The largest project to date from the health-research division of the European Commission is to launch next week, aimed at boosting understanding of human epigenomics.
The importance of epigenomics – non-coding, heritable DNA modifications throughout the genome - in health and disease is becoming increasingly apparent, with multiple research projects underway (see previous news). The International Human Epigenome Consortium (IHEC) was established in 2010 to coordinate the production of reference epigenome maps for healthy humans and those with diseases.

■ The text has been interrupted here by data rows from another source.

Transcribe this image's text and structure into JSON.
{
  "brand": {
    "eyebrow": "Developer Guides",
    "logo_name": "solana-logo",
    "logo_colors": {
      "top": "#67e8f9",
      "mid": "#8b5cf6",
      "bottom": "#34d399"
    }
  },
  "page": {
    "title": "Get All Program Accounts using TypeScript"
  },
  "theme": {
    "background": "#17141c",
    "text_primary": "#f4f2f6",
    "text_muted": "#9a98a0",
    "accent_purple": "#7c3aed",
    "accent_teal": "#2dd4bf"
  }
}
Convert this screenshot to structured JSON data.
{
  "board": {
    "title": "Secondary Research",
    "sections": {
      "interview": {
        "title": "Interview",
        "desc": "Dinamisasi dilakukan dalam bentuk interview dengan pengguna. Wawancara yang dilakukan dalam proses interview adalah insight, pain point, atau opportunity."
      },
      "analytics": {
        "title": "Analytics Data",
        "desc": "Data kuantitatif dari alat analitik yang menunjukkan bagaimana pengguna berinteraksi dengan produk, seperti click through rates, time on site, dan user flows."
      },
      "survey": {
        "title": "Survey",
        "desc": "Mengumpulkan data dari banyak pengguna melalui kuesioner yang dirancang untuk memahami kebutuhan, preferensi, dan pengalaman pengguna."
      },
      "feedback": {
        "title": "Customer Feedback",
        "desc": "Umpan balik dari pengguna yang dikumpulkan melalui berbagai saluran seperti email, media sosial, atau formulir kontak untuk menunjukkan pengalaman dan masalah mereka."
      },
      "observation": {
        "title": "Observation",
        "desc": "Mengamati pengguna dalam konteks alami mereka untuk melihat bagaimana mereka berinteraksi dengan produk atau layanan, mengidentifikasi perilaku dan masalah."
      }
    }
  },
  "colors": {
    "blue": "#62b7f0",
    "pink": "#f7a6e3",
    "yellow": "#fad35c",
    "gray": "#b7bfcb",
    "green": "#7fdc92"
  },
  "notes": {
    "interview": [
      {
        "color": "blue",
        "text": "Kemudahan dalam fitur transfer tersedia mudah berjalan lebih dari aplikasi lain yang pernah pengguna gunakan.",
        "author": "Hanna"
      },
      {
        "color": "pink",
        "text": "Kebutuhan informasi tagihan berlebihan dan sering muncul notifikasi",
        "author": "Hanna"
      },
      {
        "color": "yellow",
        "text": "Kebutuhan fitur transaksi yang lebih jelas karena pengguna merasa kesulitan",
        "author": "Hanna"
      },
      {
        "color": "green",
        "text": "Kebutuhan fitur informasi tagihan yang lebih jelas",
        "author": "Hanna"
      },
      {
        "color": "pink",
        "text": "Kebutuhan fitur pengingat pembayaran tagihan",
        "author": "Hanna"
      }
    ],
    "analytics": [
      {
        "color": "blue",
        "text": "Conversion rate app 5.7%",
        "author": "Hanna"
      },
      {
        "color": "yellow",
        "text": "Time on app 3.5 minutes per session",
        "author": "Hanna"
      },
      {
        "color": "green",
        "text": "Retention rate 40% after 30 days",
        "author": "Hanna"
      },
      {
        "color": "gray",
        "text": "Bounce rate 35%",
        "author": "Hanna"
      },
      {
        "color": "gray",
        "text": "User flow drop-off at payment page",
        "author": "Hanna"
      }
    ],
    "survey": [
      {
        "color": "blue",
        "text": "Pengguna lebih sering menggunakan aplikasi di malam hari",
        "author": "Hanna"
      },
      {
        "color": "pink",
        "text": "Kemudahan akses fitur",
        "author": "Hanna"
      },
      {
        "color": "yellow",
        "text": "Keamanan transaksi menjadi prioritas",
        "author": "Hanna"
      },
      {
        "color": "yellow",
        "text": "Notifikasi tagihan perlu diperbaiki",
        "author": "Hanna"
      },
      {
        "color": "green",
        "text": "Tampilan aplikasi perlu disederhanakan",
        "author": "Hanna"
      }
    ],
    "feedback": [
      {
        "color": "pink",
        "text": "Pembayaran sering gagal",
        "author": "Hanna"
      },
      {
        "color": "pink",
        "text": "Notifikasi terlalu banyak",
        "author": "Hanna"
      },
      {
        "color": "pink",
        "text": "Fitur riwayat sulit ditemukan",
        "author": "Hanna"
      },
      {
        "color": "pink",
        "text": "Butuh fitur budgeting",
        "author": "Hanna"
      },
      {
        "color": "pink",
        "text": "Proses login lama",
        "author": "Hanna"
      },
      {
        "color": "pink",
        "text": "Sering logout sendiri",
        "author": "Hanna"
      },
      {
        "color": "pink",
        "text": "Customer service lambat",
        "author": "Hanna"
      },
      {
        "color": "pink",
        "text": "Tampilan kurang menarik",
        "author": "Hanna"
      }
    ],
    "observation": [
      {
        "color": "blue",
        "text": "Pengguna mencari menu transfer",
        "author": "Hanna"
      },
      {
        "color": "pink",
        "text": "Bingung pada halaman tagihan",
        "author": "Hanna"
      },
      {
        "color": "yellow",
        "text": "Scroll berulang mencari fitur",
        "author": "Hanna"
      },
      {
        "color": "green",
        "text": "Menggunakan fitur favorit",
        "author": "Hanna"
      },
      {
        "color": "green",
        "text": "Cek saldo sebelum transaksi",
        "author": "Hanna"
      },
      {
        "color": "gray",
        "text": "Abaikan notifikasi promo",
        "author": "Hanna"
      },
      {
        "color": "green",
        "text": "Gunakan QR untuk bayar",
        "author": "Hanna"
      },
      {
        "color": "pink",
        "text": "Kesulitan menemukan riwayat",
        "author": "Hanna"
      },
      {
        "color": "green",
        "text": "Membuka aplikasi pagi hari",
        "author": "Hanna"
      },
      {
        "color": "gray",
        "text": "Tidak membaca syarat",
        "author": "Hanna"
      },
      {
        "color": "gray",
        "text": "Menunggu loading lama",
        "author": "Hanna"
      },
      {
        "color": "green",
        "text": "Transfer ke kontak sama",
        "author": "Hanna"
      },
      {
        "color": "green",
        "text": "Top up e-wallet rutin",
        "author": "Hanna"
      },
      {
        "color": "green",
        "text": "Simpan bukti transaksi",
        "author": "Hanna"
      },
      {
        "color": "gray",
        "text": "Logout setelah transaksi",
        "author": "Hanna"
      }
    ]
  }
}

Now the €30 million new European BLUEPRINT project is set to become another key contributor, with investigators from different European countries aiming to contribute at least 100 new reference epigenomes to the IHEC, which seeks 1000 in total by 2020. Researchers will sequence and map epigenomes from 60 different cell types from healthy humans, and a further 60 plus from blood cancer cell types, as well as lower resolution epigenomes from more healthy individuals.